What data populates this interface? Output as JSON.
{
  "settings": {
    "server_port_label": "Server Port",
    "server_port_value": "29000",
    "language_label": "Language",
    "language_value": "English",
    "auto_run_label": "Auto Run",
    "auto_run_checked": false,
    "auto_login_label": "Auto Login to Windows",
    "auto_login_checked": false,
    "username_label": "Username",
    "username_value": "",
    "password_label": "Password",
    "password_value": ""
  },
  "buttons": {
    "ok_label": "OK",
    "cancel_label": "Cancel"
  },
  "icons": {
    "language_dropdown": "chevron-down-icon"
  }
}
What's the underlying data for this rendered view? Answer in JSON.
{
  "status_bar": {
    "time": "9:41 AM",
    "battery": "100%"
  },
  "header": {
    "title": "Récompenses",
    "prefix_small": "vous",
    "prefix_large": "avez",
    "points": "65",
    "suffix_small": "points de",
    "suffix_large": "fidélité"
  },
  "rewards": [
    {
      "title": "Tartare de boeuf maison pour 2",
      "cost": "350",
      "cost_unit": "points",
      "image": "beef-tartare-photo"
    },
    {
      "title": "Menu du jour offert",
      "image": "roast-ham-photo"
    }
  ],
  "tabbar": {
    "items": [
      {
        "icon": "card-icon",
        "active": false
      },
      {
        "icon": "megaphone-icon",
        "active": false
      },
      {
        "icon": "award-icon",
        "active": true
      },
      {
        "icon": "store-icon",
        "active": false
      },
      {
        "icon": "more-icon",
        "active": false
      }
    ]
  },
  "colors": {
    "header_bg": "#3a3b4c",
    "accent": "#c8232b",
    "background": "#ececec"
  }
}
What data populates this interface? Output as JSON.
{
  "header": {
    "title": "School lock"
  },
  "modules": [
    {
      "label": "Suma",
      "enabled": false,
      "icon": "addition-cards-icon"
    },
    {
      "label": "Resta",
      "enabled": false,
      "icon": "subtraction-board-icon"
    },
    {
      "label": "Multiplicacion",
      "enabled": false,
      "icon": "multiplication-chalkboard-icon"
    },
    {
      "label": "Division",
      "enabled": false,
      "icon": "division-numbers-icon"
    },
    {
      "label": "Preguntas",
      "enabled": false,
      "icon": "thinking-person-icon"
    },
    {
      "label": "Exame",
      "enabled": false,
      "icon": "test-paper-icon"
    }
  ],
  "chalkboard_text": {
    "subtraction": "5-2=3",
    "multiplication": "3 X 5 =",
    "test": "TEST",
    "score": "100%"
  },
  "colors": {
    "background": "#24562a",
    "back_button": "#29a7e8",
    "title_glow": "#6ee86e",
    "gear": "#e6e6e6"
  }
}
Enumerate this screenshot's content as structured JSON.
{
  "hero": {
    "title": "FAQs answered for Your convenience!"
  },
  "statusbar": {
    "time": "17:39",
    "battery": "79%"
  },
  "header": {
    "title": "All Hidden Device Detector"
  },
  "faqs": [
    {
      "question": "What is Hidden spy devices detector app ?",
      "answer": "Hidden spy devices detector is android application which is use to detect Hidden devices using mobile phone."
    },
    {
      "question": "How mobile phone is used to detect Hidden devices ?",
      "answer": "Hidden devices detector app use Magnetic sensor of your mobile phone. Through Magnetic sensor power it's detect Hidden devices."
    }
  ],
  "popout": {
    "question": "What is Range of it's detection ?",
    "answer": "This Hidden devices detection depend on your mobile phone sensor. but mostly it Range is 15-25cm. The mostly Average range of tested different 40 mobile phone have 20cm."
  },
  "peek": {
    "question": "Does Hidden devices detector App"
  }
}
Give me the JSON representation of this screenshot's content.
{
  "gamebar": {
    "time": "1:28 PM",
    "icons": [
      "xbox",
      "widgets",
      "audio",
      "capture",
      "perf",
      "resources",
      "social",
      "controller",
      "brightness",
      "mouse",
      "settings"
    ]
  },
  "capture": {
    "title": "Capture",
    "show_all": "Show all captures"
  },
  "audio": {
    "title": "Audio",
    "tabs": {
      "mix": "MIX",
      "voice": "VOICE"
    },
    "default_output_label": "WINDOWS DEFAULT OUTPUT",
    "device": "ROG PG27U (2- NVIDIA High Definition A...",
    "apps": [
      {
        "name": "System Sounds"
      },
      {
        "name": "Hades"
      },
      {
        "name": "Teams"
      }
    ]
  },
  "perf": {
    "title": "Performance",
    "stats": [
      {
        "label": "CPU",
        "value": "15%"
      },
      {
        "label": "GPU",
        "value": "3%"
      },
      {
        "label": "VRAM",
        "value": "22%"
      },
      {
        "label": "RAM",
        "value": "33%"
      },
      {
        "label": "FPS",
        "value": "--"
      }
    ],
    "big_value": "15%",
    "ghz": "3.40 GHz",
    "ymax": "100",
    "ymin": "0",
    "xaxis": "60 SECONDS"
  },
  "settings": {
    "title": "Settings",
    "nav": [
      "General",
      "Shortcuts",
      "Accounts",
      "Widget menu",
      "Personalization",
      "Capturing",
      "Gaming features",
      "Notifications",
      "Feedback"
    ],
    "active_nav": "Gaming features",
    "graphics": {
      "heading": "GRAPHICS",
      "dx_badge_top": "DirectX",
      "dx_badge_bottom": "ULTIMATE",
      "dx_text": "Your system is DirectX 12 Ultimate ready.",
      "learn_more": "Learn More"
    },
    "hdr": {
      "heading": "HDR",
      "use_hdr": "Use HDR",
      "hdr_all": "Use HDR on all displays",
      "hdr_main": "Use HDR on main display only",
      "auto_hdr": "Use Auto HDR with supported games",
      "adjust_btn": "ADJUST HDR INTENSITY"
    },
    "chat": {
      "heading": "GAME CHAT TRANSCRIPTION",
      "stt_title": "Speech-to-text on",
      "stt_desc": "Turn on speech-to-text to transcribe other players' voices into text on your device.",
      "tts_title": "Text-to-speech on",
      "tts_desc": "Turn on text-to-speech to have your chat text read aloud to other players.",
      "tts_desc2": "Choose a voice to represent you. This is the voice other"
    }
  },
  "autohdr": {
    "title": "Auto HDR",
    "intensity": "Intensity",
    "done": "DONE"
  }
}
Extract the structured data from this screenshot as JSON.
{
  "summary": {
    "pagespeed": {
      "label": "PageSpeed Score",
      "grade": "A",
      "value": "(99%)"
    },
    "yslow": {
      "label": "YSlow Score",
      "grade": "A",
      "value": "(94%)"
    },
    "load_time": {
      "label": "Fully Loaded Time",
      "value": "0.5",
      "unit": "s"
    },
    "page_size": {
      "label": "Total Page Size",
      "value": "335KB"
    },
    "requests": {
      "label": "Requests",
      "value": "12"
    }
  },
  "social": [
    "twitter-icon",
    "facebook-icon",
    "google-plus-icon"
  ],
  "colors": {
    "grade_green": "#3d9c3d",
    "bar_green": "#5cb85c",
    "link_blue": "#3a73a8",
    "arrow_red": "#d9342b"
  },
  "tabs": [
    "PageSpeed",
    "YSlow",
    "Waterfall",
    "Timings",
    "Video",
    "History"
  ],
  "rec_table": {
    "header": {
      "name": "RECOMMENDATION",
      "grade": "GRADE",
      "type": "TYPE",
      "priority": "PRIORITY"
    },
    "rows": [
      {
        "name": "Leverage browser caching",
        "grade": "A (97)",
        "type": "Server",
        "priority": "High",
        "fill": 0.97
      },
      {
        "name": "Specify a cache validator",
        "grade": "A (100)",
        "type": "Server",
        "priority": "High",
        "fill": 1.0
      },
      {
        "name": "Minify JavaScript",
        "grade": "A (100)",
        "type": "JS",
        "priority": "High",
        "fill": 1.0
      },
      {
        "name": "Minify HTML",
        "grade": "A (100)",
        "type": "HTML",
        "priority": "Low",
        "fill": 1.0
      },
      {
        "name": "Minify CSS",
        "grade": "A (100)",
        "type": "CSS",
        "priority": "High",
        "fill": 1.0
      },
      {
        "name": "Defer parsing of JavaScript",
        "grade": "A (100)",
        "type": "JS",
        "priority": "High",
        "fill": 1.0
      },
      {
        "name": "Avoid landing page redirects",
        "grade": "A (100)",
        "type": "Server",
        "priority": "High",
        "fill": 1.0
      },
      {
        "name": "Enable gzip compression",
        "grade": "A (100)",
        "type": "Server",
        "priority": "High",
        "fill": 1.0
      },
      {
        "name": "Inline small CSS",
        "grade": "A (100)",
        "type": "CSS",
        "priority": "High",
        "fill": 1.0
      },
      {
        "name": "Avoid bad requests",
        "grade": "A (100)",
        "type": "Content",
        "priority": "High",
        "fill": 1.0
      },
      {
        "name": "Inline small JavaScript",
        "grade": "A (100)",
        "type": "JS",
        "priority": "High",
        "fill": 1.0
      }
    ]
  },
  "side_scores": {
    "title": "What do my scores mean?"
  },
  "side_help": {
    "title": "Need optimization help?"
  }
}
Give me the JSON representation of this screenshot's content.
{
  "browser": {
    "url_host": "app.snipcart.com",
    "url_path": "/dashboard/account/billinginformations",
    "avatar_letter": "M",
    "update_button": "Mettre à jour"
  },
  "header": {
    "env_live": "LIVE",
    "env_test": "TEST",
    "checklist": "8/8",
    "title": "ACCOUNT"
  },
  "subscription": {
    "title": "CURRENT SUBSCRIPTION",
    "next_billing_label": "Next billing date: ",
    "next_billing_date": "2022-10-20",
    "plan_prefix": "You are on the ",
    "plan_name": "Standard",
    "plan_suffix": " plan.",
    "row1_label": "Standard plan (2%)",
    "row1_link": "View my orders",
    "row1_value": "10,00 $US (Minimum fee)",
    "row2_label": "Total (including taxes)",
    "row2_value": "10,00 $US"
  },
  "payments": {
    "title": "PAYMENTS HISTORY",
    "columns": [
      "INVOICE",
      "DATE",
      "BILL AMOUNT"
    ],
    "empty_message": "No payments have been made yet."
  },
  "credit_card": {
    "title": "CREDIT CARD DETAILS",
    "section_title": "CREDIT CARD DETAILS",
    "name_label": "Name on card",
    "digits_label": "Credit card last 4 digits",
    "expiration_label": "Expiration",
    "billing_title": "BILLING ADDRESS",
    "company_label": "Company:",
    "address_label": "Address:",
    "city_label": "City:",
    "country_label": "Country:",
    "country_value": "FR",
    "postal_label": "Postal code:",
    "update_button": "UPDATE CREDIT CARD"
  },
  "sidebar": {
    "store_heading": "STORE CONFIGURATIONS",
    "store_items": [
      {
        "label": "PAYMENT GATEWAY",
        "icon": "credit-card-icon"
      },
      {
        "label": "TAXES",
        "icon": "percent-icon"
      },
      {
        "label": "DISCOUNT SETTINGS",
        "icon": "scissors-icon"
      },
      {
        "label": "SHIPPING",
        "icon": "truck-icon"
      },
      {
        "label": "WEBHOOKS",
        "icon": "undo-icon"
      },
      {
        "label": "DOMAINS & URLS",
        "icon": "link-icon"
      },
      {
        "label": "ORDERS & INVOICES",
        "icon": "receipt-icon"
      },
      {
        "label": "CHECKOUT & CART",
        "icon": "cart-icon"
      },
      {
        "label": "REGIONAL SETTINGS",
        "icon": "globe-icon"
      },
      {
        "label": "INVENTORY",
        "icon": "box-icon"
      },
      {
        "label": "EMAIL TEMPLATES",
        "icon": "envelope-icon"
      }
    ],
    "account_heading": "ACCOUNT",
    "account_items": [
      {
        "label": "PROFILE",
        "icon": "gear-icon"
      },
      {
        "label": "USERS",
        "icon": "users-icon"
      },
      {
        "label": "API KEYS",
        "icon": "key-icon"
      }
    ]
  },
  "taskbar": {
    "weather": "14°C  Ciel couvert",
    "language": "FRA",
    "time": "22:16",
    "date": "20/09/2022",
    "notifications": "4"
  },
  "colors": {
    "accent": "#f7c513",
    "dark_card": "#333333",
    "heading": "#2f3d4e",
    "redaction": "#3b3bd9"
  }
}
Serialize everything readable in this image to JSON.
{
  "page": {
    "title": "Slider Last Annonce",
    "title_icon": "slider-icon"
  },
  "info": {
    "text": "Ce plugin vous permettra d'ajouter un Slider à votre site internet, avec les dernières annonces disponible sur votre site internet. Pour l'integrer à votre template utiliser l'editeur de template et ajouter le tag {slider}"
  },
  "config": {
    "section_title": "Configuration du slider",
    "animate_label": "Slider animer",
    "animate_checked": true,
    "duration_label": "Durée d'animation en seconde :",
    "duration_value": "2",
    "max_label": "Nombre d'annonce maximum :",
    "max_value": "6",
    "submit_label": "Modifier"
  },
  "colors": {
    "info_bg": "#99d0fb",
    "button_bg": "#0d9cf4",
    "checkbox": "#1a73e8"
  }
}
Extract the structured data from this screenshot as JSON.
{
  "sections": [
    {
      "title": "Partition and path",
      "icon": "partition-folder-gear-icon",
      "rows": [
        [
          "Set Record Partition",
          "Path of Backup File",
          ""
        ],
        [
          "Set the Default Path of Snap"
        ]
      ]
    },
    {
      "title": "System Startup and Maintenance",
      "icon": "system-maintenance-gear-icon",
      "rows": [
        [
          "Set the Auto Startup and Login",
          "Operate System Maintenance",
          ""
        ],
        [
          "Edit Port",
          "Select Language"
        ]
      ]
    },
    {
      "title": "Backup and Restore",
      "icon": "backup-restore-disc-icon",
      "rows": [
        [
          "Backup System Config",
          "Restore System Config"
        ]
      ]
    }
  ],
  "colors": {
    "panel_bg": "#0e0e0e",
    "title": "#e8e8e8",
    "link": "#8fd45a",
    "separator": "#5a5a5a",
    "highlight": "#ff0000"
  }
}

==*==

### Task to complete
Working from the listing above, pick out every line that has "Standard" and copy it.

### Result
    "plan_name": "Standard",
    "row1_label": "Standard plan (2%)",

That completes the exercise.